When it launched the M1 Mac mini in November 2020, Apple kept an Intel-powered Mac mini model in the lineup. However, it seems that Apple intends to update this with a more powerful Apple chip, just not yet.
Read more about the
2021 Mac mini.
The smaller iMac has just seen a big update. But what of the larger iMac?
It’s likely that the 27in iMac will get a similar redesign to the 24in model and a larger 30in or 32in display, but perhaps not for a few more months.
Read about the
32in iMac in our news round up.
WWDC could have been a good moment to discuss the next iteration of the
Mac Pro, although we don’t expect this model to launch until 2022. Sadly Apple didn’t mention it at WWDC.
Beats Studio Buds
Nothing on the day but reports had suggested that these new earbuds will launch sometime in June, so we don’t have long to wait, regardless. More here:
Beats Studio Buds spotted in wild ahead of launch.
New subscription services
Last but not least, let’s discuss Apple’s range of paid subscription services.
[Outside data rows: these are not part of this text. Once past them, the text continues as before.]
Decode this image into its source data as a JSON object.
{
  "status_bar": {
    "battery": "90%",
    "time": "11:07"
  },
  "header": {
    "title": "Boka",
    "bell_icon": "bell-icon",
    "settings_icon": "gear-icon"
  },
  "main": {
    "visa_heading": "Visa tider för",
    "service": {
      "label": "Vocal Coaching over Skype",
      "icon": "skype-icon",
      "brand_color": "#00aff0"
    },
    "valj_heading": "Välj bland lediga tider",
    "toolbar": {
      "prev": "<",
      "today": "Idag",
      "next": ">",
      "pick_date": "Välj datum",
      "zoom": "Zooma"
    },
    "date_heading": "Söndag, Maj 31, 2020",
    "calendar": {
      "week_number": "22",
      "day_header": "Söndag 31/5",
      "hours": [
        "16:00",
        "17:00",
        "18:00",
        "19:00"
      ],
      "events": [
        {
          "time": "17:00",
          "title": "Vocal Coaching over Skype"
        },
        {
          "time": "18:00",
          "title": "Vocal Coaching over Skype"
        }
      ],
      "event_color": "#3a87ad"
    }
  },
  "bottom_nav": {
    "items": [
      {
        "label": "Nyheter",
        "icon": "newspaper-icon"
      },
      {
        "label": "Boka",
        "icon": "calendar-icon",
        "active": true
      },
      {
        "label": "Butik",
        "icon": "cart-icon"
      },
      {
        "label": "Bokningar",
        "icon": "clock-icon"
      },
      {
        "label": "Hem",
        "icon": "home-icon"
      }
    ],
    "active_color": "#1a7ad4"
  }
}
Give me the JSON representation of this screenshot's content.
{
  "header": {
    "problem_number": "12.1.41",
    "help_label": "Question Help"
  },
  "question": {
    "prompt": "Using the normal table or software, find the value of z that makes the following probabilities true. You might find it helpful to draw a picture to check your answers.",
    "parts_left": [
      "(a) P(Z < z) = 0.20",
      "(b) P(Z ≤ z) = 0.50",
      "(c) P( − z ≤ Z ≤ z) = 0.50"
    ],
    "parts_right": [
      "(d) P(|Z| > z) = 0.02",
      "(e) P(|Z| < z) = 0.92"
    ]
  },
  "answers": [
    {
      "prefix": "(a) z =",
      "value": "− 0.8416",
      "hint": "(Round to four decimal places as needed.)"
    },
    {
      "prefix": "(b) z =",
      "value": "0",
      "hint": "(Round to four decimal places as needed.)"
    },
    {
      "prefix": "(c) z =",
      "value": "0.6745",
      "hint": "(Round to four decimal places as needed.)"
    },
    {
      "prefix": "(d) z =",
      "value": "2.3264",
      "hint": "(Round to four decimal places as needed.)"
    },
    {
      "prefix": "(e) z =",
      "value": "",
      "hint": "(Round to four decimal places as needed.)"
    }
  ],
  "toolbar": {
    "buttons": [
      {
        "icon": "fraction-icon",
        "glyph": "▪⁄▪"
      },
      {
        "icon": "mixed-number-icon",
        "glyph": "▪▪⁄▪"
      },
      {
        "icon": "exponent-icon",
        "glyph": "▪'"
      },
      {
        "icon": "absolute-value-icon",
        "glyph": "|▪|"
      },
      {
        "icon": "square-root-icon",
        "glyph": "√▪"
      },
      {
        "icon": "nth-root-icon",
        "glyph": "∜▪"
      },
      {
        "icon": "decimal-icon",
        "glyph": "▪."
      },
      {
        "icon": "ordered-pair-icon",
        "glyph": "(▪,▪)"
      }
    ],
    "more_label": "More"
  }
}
Apple is working to pivot from being primarily a seller of premium hardware to being a seller of services – TV+, News+, Apple Music, Apple Arcade – to owners of that hardware, and it would have made sense for the launch of any new services to happen at WWDC, however, the only change to a subscription serivce was iCloud+ mentioned above.
The analyst who predicted that has also argued that Apple will launch a
raft of new Plus services including Stocks+, Mail+, Maps+ and Health+. These are all plausible additions to the portfolio. Such services would also, of course, make it easier to shift subscriptions to
And that’s it for WWDC 2021. More info about Apple’s upcoming plans can be found in our guide to
New Apple products coming in 2021.
If you’d rather make savings on the products available right now, visit our roundup of the
best Apple deals.